Scan the entries below and report only how many lines contain "name".

(Data about app and page elements)
-*-*-

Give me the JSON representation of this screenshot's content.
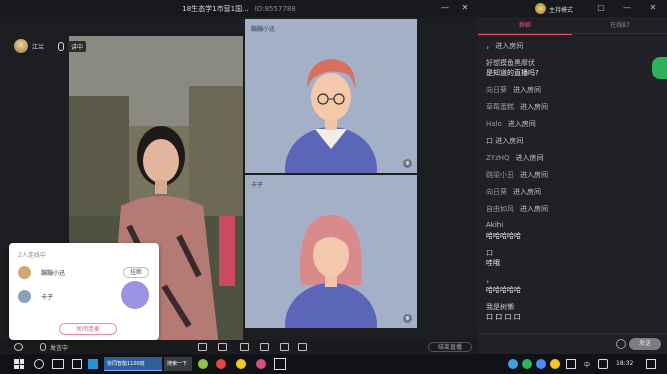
{
  "window": {
    "title": "18生态学1市营1国...",
    "room_id": "ID:8557788",
    "minimize": "—",
    "close": "✕"
  },
  "host": {
    "name": "江兰",
    "mic_tag": "讲中"
  },
  "tiles": [
    {
      "name": "蹦蹦小迅"
    },
    {
      "name": "卡子"
    }
  ],
  "popup": {
    "title": "2人连线中",
    "rows": [
      {
        "name": "蹦蹦小迅",
        "action": "挂断"
      },
      {
        "name": "卡子",
        "action": ""
      }
    ],
    "close_link": "关闭连麦"
  },
  "toolbar": {
    "mic_label": "发言中",
    "end_label": "结束直播"
  },
  "panel": {
    "mode_label": "主持模式",
    "tabs": [
      {
        "label": "群聊"
      },
      {
        "label": "在线87"
      }
    ],
    "messages": [
      {
        "nick": "",
        "text": "， 进入房间",
        "strong": false
      },
      {
        "nick": "",
        "text": "好想摸鱼黑摩伏",
        "strong": false
      },
      {
        "nick": "",
        "text": "是知道的直播吗?",
        "strong": true
      },
      {
        "nick": "向日葵",
        "text": "进入房间",
        "strong": false
      },
      {
        "nick": "草莓蛋糕",
        "text": "进入房间",
        "strong": false
      },
      {
        "nick": "Halo",
        "text": "进入房间",
        "strong": false
      },
      {
        "nick": "",
        "text": "  口 进入房间",
        "strong": false
      },
      {
        "nick": "ZYzHQ",
        "text": "进入房间",
        "strong": false
      },
      {
        "nick": "跳梁小丑",
        "text": "进入房间",
        "strong": false
      },
      {
        "nick": "向日葵",
        "text": "进入房间",
        "strong": false
      },
      {
        "nick": "自由如风",
        "text": "进入房间",
        "strong": false
      },
      {
        "nick": "",
        "text": "Akihi",
        "strong": false
      },
      {
        "nick": "",
        "text": "哈哈哈哈哈",
        "strong": true
      },
      {
        "nick": "",
        "text": "  口",
        "strong": false
      },
      {
        "nick": "",
        "text": "哇哦",
        "strong": true
      },
      {
        "nick": "",
        "text": "，",
        "strong": false
      },
      {
        "nick": "",
        "text": "哈哈哈哈哈",
        "strong": true
      },
      {
        "nick": "",
        "text": "我是树懒",
        "strong": false
      },
      {
        "nick": "",
        "text": "  口    口    口    口",
        "strong": true
      }
    ],
    "send_label": "发送"
  },
  "taskbar": {
    "active_app": "协同智能1100班",
    "search_tab": "搜索一下",
    "ime": "中",
    "clock": "18:32"
  }
}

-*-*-

- _EXERCISE ANSWER_: 5